From rectifying Y2K catastrophes to dot-com manias and wayward memes, the Internet has profoundly reshaped modern societies within decades. Emerging from American military networks, the decentralized digital infrastructures of the World Wide Web have transformed work, education, finance, politics, and culture – almost every domain. This multifaceted metamorphosis continues accelerating into the future.
Originally called ARPANET, the Internet took shape in the 1960s as engineers sought robust data exchange methods. Packet switching allowed messages to use multiple paths, enabling the earliest incarnation of the Internet to withstand Cold War attacks. By the 1980s, academic researchers communicating via early Internet functions birthed innovations like Usenet, FTP, and email. British scientist Tim Berners-Lee developed the World Wide Web protocol in 1989 at CERN, introducing user-friendly browsing for accessing documents across dispersed servers.

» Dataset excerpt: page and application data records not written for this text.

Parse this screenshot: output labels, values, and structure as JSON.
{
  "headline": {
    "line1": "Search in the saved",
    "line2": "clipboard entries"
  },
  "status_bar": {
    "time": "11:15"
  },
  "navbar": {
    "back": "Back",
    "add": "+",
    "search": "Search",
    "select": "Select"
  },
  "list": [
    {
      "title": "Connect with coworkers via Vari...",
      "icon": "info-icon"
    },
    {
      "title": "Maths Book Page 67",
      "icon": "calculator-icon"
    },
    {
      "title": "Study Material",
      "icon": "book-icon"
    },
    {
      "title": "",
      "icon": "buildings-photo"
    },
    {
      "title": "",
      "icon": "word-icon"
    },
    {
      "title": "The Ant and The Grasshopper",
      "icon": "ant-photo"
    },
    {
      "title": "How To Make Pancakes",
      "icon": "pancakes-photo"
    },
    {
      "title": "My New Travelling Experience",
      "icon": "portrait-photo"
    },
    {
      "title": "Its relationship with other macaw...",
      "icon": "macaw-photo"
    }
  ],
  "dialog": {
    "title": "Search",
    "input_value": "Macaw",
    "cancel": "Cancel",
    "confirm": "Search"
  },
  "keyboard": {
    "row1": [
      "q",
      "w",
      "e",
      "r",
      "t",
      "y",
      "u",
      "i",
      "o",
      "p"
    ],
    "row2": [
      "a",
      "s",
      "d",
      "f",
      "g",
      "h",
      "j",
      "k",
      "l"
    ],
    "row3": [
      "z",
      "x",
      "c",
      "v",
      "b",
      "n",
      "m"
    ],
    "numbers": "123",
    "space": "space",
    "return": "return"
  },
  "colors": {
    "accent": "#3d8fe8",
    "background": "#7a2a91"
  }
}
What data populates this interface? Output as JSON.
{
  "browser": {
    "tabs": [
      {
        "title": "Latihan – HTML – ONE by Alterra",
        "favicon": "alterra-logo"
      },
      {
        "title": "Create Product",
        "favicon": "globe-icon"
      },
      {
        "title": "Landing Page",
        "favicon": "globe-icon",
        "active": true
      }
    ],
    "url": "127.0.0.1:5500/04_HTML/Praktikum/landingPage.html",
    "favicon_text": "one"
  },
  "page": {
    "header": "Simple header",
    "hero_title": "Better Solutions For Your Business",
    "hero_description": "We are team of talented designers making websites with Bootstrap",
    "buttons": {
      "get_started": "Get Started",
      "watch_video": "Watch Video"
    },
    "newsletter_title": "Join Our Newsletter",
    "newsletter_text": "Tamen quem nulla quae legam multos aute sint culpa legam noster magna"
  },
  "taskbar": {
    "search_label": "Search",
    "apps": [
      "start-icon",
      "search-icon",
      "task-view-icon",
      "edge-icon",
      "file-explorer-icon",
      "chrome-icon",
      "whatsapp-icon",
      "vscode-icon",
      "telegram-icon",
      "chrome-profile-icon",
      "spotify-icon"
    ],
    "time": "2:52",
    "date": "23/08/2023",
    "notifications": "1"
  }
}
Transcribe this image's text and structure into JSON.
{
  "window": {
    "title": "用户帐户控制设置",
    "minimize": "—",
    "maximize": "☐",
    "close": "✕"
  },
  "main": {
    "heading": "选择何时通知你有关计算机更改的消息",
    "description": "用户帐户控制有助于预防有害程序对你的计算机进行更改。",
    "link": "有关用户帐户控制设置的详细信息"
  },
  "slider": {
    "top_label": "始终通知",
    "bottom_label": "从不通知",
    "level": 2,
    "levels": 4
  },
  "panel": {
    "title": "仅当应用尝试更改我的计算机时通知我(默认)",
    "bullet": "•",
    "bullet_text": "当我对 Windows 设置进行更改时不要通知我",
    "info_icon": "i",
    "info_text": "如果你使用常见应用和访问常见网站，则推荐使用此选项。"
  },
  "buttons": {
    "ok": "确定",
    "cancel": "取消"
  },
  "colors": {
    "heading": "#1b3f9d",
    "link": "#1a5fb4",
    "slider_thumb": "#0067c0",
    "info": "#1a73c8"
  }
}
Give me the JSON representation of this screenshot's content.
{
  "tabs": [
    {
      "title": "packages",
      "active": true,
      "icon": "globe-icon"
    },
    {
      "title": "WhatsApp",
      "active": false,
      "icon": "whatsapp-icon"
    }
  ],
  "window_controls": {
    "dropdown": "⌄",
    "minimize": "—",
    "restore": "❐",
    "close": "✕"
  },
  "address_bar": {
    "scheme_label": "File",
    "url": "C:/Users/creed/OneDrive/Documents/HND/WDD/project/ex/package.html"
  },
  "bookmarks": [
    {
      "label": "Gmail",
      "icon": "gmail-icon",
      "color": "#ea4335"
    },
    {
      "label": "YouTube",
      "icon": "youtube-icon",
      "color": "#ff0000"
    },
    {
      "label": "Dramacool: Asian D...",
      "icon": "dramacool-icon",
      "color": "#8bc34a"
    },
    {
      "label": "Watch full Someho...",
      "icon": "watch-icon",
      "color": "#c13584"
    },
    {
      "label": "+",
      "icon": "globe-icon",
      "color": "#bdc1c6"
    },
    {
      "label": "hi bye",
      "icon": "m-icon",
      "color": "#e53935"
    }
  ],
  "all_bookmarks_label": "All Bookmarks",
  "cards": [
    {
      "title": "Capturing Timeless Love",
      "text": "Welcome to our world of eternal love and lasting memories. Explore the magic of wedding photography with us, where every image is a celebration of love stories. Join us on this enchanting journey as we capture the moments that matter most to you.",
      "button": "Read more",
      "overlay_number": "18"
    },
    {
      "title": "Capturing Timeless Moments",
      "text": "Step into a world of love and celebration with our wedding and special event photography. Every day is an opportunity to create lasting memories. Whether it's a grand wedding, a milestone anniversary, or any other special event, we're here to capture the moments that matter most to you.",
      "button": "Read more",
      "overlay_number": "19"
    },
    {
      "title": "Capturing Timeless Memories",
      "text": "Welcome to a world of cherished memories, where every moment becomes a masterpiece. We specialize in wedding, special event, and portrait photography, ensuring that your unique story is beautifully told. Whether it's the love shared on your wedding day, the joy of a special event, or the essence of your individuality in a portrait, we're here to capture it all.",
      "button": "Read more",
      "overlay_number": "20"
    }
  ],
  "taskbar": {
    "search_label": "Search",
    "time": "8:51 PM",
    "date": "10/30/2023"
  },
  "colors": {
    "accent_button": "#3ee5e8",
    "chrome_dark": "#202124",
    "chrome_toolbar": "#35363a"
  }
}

As personal computers and digital networks spread commercially in the 1990s, the Internet turned mainstream through services like Google, Wikipedia, Facebook, YouTube, and Netflix. It redefined prevailing paradigms for information access, education, shopping, advertising, and entertainment. Internet penetration has surged from around 1% of the world population in 1995 to over 60% today. Smartphones now enable billion-strong user bases across social networks and messaging apps.
Yet this digital transformation continues engendering pressing questions about privacy, autonomy, governance, and human relations polarized through ideological and demographic bubbles. By connecting humanity through ubiquitous dataflows, the Internet’s rise carries both splendor and shadows as its full impact unfolds.
In this sweeping survey across history, we explored revolutionaries, relics, and watersheds cementing their mythical reputations through superlative genius and impact. From antiquity’s feats of engineering known as the Giza pyramids to gladiatorial grounds like Rome’s Colosseum and visionary paintings including the Mona Lisa, famous artifacts capture aesthetic and technical sophistication while revealing their cultural context. Pivotal events like American independence, astronauts walking the Moon and Gutenberg bringing movable type printing signaled paradigm shifts with ideological and practical legacies still unfolding today. Recent exponential leaps through computing and the Internet spur perpetual change, even as their full consequences remain emerging.